── DATA SHOWN
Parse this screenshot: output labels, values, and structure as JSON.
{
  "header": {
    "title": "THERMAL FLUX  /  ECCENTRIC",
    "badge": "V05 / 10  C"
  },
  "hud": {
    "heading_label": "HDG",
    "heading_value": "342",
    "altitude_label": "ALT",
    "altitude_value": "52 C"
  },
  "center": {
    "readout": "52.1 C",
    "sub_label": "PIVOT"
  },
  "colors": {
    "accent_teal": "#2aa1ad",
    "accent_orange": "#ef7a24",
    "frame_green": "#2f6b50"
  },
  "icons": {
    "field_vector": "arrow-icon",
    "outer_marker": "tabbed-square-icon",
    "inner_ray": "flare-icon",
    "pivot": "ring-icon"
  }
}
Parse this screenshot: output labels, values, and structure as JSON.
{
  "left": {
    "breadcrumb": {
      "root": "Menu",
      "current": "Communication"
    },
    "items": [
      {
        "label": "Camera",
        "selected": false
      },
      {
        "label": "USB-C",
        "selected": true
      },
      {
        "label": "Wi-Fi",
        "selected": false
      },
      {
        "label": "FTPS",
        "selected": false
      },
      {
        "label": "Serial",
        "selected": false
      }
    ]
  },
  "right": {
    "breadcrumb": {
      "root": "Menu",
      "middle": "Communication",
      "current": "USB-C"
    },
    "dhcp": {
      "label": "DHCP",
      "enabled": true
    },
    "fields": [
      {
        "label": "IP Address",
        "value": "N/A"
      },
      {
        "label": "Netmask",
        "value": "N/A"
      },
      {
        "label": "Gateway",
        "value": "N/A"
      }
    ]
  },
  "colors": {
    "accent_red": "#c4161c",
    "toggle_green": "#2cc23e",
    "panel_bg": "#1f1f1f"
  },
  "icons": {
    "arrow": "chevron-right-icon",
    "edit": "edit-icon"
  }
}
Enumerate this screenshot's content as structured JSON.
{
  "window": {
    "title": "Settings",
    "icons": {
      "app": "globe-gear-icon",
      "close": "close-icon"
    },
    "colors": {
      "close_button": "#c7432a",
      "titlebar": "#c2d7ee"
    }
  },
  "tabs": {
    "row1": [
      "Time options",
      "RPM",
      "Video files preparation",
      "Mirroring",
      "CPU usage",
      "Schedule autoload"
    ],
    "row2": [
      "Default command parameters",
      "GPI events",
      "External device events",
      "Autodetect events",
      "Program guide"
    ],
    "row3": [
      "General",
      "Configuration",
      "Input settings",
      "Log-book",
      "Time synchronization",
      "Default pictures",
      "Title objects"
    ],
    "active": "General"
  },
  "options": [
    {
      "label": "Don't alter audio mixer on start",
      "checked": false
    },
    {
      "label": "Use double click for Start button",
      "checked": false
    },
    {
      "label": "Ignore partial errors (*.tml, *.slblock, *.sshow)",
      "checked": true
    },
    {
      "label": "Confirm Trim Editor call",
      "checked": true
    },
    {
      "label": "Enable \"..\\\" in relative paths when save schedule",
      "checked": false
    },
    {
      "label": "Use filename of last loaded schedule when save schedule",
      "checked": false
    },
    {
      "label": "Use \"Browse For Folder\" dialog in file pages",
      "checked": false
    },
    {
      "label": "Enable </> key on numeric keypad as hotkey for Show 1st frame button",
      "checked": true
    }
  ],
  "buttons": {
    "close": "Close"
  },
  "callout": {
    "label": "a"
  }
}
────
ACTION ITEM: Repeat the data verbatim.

EXERCISE RESULT:
Parse this screenshot: output labels, values, and structure as JSON.
{
  "header": {
    "title": "THERMAL FLUX  /  ECCENTRIC",
    "badge": "V05 / 10  C"
  },
  "hud": {
    "heading_label": "HDG",
    "heading_value": "342",
    "altitude_label": "ALT",
    "altitude_value": "52 C"
  },
  "center": {
    "readout": "52.1 C",
    "sub_label": "PIVOT"
  },
  "colors": {
    "accent_teal": "#2aa1ad",
    "accent_orange": "#ef7a24",
    "frame_green": "#2f6b50"
  },
  "icons": {
    "field_vector": "arrow-icon",
    "outer_marker": "tabbed-square-icon",
    "inner_ray": "flare-icon",
    "pivot": "ring-icon"
  }
}
Parse this screenshot: output labels, values, and structure as JSON.
{
  "left": {
    "breadcrumb": {
      "root": "Menu",
      "current": "Communication"
    },
    "items": [
      {
        "label": "Camera",
        "selected": false
      },
      {
        "label": "USB-C",
        "selected": true
      },
      {
        "label": "Wi-Fi",
        "selected": false
      },
      {
        "label": "FTPS",
        "selected": false
      },
      {
        "label": "Serial",
        "selected": false
      }
    ]
  },
  "right": {
    "breadcrumb": {
      "root": "Menu",
      "middle": "Communication",
      "current": "USB-C"
    },
    "dhcp": {
      "label": "DHCP",
      "enabled": true
    },
    "fields": [
      {
        "label": "IP Address",
        "value": "N/A"
      },
      {
        "label": "Netmask",
        "value": "N/A"
      },
      {
        "label": "Gateway",
        "value": "N/A"
      }
    ]
  },
  "colors": {
    "accent_red": "#c4161c",
    "toggle_green": "#2cc23e",
    "panel_bg": "#1f1f1f"
  },
  "icons": {
    "arrow": "chevron-right-icon",
    "edit": "edit-icon"
  }
}
Enumerate this screenshot's content as structured JSON.
{
  "window": {
    "title": "Settings",
    "icons": {
      "app": "globe-gear-icon",
      "close": "close-icon"
    },
    "colors": {
      "close_button": "#c7432a",
      "titlebar": "#c2d7ee"
    }
  },
  "tabs": {
    "row1": [
      "Time options",
      "RPM",
      "Video files preparation",
      "Mirroring",
      "CPU usage",
      "Schedule autoload"
    ],
    "row2": [
      "Default command parameters",
      "GPI events",
      "External device events",
      "Autodetect events",
      "Program guide"
    ],
    "row3": [
      "General",
      "Configuration",
      "Input settings",
      "Log-book",
      "Time synchronization",
      "Default pictures",
      "Title objects"
    ],
    "active": "General"
  },
  "options": [
    {
      "label": "Don't alter audio mixer on start",
      "checked": false
    },
    {
      "label": "Use double click for Start button",
      "checked": false
    },
    {
      "label": "Ignore partial errors (*.tml, *.slblock, *.sshow)",
      "checked": true
    },
    {
      "label": "Confirm Trim Editor call",
      "checked": true
    },
    {
      "label": "Enable \"..\\\" in relative paths when save schedule",
      "checked": false
    },
    {
      "label": "Use filename of last loaded schedule when save schedule",
      "checked": false
    },
    {
      "label": "Use \"Browse For Folder\" dialog in file pages",
      "checked": false
    },
    {
      "label": "Enable </> key on numeric keypad as hotkey for Show 1st frame button",
      "checked": true
    }
  ],
  "buttons": {
    "close": "Close"
  },
  "callout": {
    "label": "a"
  }
}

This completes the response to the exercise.